- "Article 50: May signs letter that will trigger Brexit". BBC News. 28 March 2017. Retrieved 8 June 2017.
- "Leading Brexit campaigner says 'vacuous' referendum should never have been called". The Independent. 23 June 2017. Retrieved 7 August 2018.
- "They Work For You". They Work For You. Retrieved 2 December 2011.
- Arts Professional, Arts People, published 11 Nov 2016, https://www.artsprofessional.co.uk/magazine/faces/birmingham-mp-gisela-stuart-lead-chamber-choir
- Gisela Stuart MP official site at the Wayback Machine (archived 22 January 2017)
- Guardian Unlimited Politics - Ask Aristotle: Gisela Stuart MP at the Wayback Machine (archived 6 February 2006)
- TheyWorkForYou.com - Gisela Stuart MP
- "Ms Gisela Stuart – Contributions". Hansard Online. Retrieved 1 April 2018.
- "Spiegel Interview with UK Parliamentarian Gisela Stuart". Spiegel Online. 22 June 2005. Retrieved 1 April 2018.
- "The health minister answers your questions". BBC News. 30 September 1999. Retrieved 1 April 2018.

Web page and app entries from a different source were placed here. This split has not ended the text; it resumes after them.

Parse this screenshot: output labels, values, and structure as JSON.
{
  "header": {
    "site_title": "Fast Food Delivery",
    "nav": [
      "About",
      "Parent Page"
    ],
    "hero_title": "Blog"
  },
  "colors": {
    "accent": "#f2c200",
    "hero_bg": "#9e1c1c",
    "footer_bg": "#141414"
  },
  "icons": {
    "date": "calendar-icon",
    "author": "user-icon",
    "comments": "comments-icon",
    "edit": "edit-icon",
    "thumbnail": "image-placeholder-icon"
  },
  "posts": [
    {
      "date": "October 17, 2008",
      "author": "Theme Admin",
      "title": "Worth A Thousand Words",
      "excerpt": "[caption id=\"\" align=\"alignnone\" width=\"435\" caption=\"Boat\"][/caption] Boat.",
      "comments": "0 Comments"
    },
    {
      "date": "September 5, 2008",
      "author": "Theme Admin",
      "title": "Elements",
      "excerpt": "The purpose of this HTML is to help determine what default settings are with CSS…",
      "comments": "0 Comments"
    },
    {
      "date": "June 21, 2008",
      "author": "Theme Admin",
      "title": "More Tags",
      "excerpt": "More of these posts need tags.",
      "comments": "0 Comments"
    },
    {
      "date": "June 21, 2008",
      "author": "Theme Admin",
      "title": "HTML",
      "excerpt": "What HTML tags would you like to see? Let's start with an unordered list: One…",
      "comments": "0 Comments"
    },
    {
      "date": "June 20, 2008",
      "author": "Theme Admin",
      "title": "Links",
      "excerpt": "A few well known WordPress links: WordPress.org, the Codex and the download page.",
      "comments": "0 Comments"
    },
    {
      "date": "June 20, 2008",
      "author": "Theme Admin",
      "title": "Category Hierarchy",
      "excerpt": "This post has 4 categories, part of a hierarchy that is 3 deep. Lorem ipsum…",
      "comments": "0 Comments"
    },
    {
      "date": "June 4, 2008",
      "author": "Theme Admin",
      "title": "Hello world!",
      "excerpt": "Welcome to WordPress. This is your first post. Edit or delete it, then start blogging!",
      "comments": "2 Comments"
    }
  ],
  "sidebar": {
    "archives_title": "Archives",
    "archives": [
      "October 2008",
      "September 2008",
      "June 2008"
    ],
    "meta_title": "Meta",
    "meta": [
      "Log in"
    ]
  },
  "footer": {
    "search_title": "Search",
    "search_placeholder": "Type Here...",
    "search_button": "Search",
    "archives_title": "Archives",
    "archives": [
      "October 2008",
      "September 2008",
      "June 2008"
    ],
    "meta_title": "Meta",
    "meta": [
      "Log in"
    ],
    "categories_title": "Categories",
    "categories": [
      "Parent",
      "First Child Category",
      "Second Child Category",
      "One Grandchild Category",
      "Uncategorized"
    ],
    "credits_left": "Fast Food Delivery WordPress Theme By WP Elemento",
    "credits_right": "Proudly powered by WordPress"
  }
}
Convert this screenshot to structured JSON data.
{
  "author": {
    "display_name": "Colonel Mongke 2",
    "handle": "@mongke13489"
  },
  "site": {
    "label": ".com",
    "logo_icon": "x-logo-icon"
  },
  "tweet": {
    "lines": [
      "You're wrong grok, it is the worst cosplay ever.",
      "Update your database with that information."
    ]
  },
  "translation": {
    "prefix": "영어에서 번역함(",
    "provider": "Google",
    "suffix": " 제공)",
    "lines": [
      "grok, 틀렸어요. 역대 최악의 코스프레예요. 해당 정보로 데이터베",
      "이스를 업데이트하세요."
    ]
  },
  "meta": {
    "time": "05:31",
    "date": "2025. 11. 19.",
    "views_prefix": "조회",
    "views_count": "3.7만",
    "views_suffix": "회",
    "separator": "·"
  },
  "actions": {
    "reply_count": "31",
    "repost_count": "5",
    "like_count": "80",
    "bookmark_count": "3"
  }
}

- Gisela Stuart page, BBC Politics at the Wayback Machine (archived 12 April 2009)
|Parliament of the United Kingdom|
| Member of Parliament for Birmingham Edgbaston